A. Ivanovskaya, V. Beck, S. Chandrasekaran, B. Moran, T. Weisgraber, E. Draves, M. Worsley, S. Baker, E. Duoss
Lawrence Livermore National Laboratory,
United States

Keywords: flow battery, mass transport coefficient, flow-through electrode, 3D-printed electrode, porous electrode, graphene electrode, ferrocyanide

Summary:

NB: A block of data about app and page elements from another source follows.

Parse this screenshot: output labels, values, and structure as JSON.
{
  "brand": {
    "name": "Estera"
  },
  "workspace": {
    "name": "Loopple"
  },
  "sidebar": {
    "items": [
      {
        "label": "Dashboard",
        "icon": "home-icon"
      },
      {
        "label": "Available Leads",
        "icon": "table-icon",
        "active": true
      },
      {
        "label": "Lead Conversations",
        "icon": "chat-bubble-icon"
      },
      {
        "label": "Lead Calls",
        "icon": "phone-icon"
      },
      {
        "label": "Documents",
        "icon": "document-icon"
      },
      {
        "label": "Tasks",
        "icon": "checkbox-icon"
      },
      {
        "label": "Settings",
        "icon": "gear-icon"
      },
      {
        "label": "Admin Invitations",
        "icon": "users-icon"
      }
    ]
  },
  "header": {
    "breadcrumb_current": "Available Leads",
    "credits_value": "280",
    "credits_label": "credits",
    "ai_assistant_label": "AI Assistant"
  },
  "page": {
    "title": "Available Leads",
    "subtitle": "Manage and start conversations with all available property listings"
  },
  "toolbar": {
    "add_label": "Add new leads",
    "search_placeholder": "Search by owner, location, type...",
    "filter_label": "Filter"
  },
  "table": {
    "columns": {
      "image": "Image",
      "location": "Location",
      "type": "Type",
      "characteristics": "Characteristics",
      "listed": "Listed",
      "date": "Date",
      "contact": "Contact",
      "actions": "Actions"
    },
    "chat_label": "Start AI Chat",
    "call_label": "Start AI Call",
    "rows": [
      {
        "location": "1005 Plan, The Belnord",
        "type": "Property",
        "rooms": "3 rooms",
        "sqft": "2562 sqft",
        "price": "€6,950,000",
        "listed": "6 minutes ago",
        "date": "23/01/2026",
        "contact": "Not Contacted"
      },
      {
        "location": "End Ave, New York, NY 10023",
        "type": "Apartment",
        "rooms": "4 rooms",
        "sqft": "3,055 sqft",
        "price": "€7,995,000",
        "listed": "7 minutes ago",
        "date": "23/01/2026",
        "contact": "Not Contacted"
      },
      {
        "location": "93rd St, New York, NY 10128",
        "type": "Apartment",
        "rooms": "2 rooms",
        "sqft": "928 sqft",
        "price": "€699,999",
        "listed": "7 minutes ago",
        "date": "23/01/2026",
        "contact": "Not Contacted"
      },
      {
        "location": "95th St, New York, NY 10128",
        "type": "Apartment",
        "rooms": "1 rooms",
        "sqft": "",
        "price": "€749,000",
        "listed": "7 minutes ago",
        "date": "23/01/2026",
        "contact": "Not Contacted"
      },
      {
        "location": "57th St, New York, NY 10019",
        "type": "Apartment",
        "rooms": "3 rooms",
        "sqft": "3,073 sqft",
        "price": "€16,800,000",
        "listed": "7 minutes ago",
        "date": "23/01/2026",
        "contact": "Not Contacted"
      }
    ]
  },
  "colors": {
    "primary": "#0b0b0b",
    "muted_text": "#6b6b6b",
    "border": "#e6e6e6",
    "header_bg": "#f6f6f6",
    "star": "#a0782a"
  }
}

Since electrochemical reactions occur at electrode surfaces and rely on fast mass transport, liquid type reactors gain efficiency from forcing solutions through 3-dimentional porous electrodes with high surface area and enhanced mass transport properties. Uneven velocity distribution through disordered pore channel networks of conventional foam, felt or fiber paper electrodes is known to cause loss in efficiency due to channeling. Recent technological advances in additive manufacturing offer resources for fabrication of electrodes with controllable periodic pore structures that are free from the channeling and, therefore, potentially more efficient. Manufacturing controllable porous networks opens the door to the engineering of flow inside flow-through electrodes and finding optimal electrode designs that through enhanced mass transport maximize power generation. In this report, by means of numerical simulation and experiment, we study mass transport coefficients of periodic porous lattice flow-through electrodes. Graphene electrodes with simple cubic and face centered cubic structures were printed using the direct ink write method. Limiting currents were measured in ferrocyanide solutions as a function of flow rates and volumetric mass transport coefficients serving as a performance indicator were derived. Measured volumetric mass transport coefficients were found to be in a good agreement with that predicted by numerical simulations performed for the same electrode structures. Results show that while staying at laminar regime (Re < 100), the scaling factor of mass transfer coefficient as a function of flow velocity increases from 0.3 to 0.6 after threshold velocity is reached due to a transition in the mass transport regime from viscous to inertial. Previously sharp increases in the scaling factor were observed only due to changing from laminar to turbulent regimes at much higher Re numbers (Re > 2000). Observation of scaling factor increase at much lower Re numbers in this work was possible due to controlled geometry of printed electrode. Electrodes that yield high mass transport coefficients at low flow velocity are advantageous due to the pumping power inefficiencies present at high velocities. As a result, volumetric mass transport coefficients of FCC electrodes with 0.8 mm lattice parameter are comparable to Ni foam in the viscous regime and approach the better performing carbon felts in the inertial regime. Further improvements in the mass transport properties will be achieved by 3D printing lattices with modified design parameters (e.g. pore size, filament diameter, etc.). The results will be discussed in the context of theory and previous literature.